- [Source material]:
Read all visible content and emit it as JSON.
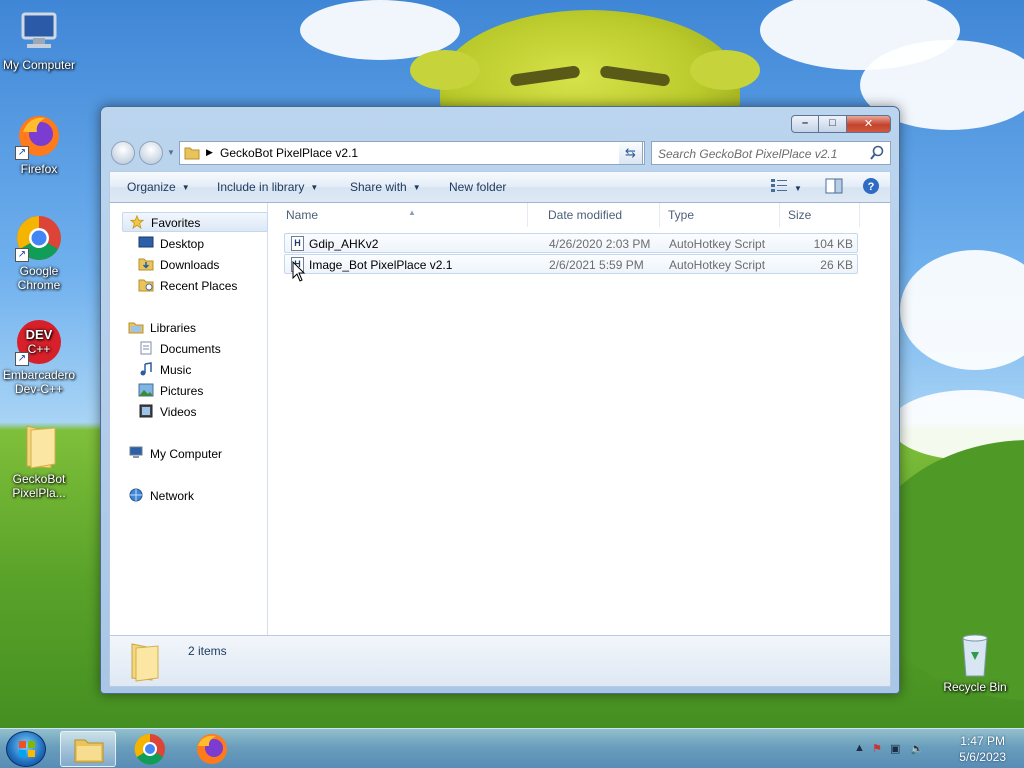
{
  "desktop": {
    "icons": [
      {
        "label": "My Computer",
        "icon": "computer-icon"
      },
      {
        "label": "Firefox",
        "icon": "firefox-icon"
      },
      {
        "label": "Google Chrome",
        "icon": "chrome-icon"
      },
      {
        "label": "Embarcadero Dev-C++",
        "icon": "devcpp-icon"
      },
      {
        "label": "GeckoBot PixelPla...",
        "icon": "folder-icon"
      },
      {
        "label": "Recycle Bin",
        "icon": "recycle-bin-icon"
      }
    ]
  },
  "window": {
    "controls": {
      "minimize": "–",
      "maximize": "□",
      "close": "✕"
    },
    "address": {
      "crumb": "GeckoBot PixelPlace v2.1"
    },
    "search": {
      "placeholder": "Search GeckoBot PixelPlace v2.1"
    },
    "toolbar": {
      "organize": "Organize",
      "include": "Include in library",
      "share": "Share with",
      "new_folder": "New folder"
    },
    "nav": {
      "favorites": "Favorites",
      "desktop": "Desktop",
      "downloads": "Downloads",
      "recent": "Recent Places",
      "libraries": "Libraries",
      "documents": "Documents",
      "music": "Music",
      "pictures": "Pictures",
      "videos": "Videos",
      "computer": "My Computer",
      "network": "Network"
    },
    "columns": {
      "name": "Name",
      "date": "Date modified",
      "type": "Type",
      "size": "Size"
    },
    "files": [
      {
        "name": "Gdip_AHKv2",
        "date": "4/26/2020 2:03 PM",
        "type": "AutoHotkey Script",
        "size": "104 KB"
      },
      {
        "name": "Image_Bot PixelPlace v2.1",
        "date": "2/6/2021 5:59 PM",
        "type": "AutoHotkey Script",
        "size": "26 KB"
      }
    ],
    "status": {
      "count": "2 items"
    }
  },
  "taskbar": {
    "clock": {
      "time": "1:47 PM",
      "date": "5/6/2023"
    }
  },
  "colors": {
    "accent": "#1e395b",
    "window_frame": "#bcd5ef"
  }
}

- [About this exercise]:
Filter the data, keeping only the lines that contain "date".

- [Task solution]:
      "date": "Date modified",
        "date": "4/26/2020 2:03 PM",
        "date": "2/6/2021 5:59 PM",
      "date": "5/6/2023"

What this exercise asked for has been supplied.